John Proctor keeps very few secrets. The big one, obviously, is that he keeps his affair with Abigail Williams a secret. However, in Act Two, we learn that he kept his recent, short, but private, conversation with Abigail at Reverend Parris's house a secret from her. In Act Two, John worries that he has no proof of what Abigail told him then because "She told it to [him] in a room alone -- [he has] no proof for it." Elizabeth is surprised to hear that they were alone because "it is not as [he] told [her]" before. John angrily responds that he was only alone with Abigail for a moment and that "The others come in soon after." However, the damage is done; Elizabeth seems convinced that John is still dealing falsely with her.

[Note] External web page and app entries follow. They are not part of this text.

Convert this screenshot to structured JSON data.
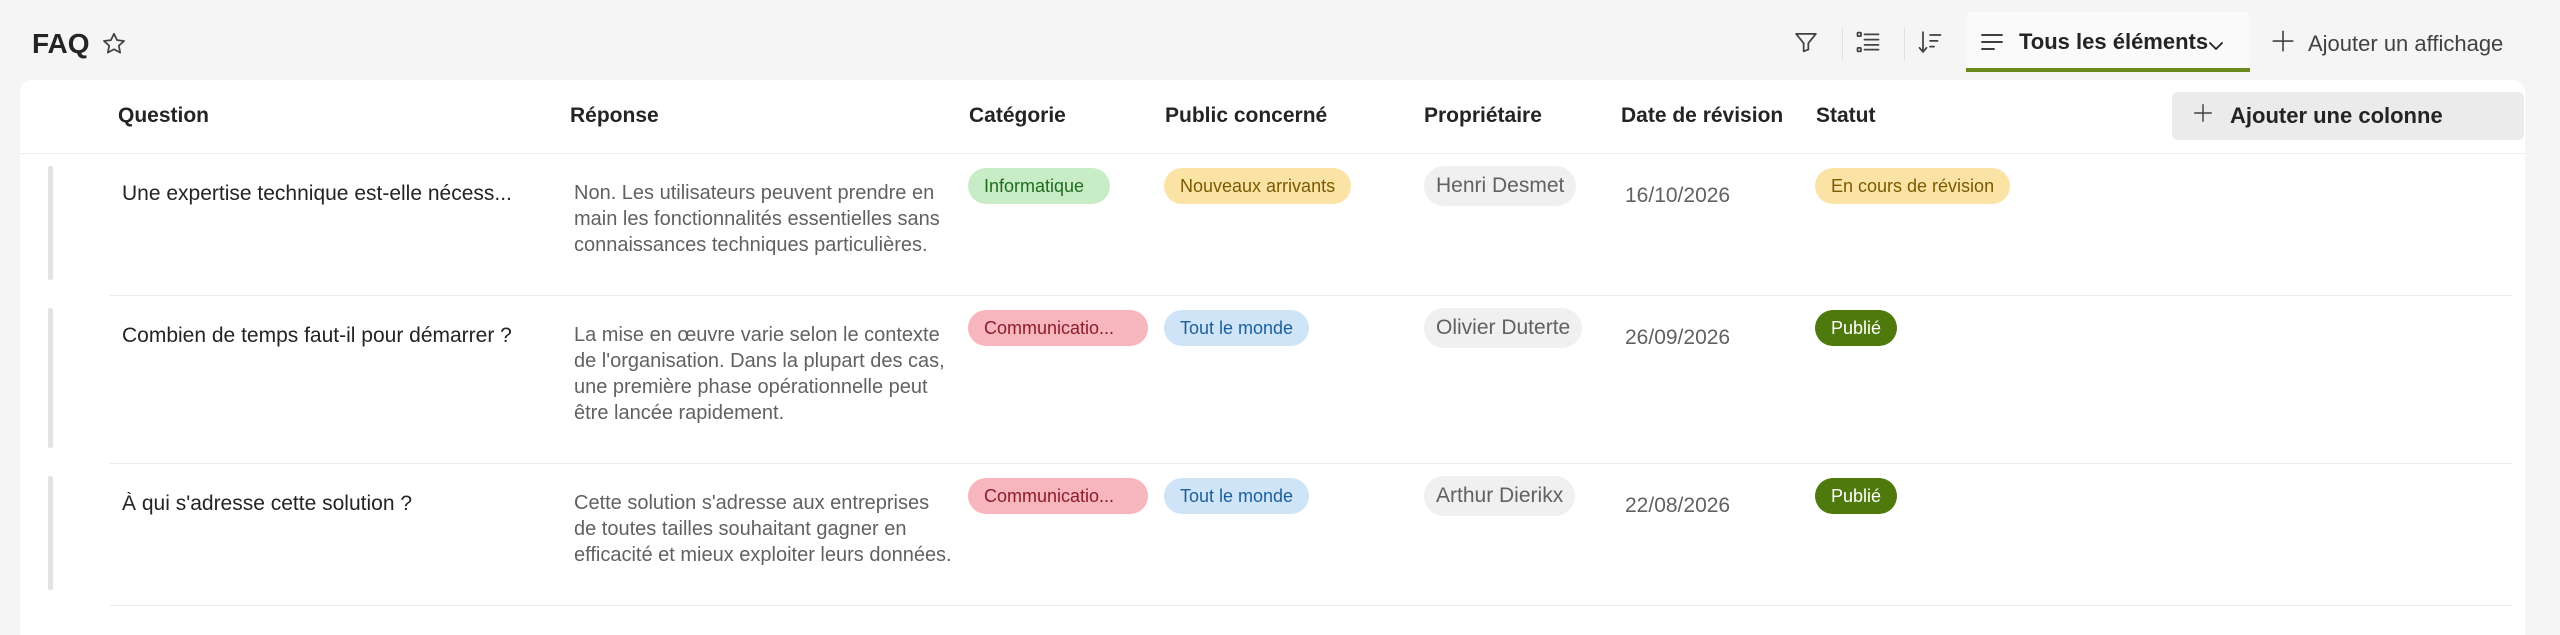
{
  "header": {
    "title": "FAQ",
    "view_label": "Tous les éléments",
    "add_view_label": "Ajouter un affichage"
  },
  "table": {
    "columns": [
      "Question",
      "Réponse",
      "Catégorie",
      "Public concerné",
      "Propriétaire",
      "Date de révision",
      "Statut"
    ],
    "add_column_label": "Ajouter une colonne",
    "rows": [
      {
        "question": "Une expertise technique est-elle nécess...",
        "reponse": "Non. Les utilisateurs peuvent prendre en main les fonctionnalités essentielles sans connaissances techniques particulières.",
        "categorie": "Informatique",
        "public": "Nouveaux arrivants",
        "proprietaire": "Henri Desmet",
        "date": "16/10/2026",
        "statut": "En cours de révision"
      },
      {
        "question": "Combien de temps faut-il pour démarrer ?",
        "reponse": "La mise en œuvre varie selon le contexte de l'organisation. Dans la plupart des cas, une première phase opérationnelle peut être lancée rapidement.",
        "categorie": "Communicatio...",
        "public": "Tout le monde",
        "proprietaire": "Olivier Duterte",
        "date": "26/09/2026",
        "statut": "Publié"
      },
      {
        "question": "À qui s'adresse cette solution ?",
        "reponse": "Cette solution s'adresse aux entreprises de toutes tailles souhaitant gagner en efficacité et mieux exploiter leurs données.",
        "categorie": "Communicatio...",
        "public": "Tout le monde",
        "proprietaire": "Arthur Dierikx",
        "date": "22/08/2026",
        "statut": "Publié"
      }
    ]
  },
  "colors": {
    "accent": "#6b8a1e",
    "pill_informatique_bg": "#c7ecc6",
    "pill_communication_bg": "#f7b6bd",
    "pill_nouveaux_bg": "#fbe3a6",
    "pill_toutlemonde_bg": "#cfe4f7",
    "status_review_bg": "#fbe3a6",
    "status_published_bg": "#4e7a0c"
  },
  "icons": [
    "star-icon",
    "filter-icon",
    "list-view-icon",
    "sort-icon",
    "view-lines-icon",
    "chevron-down-icon",
    "plus-icon"
  ]
}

And he does appear, still, to harbor feelings for Abigail, feelings he obviously keeps secret, or tries to. In Act One, during that private conversation with Abigail, he admits to her that he "may have looked up" at her window at night and that he "may think of [her] softly from time to time." Thus, John still seems to have some lingering feelings for Abigail, and he keeps these to himself too.
In Act Three, John reveals his courage by confessing his adulterous affair with Abigail. He has struggled with whether or not to destroy his reputation in the town, but now that his wife's life, and the lives of his friends' wives, are on the line, he tells the truth. Similarly, in Act Four, John is courageous when he decides that he cannot swear a lie to keep his life. He's debated whether to confess a lie and live or to go to his death honestly, and this internal conflict is fueled by his fear that his goodness is already gone. However, he grapples again with himself, and, in the end, his scruples will not allow him to lie, but because his integrity leads to his death, it is a courageous thing to hold on to.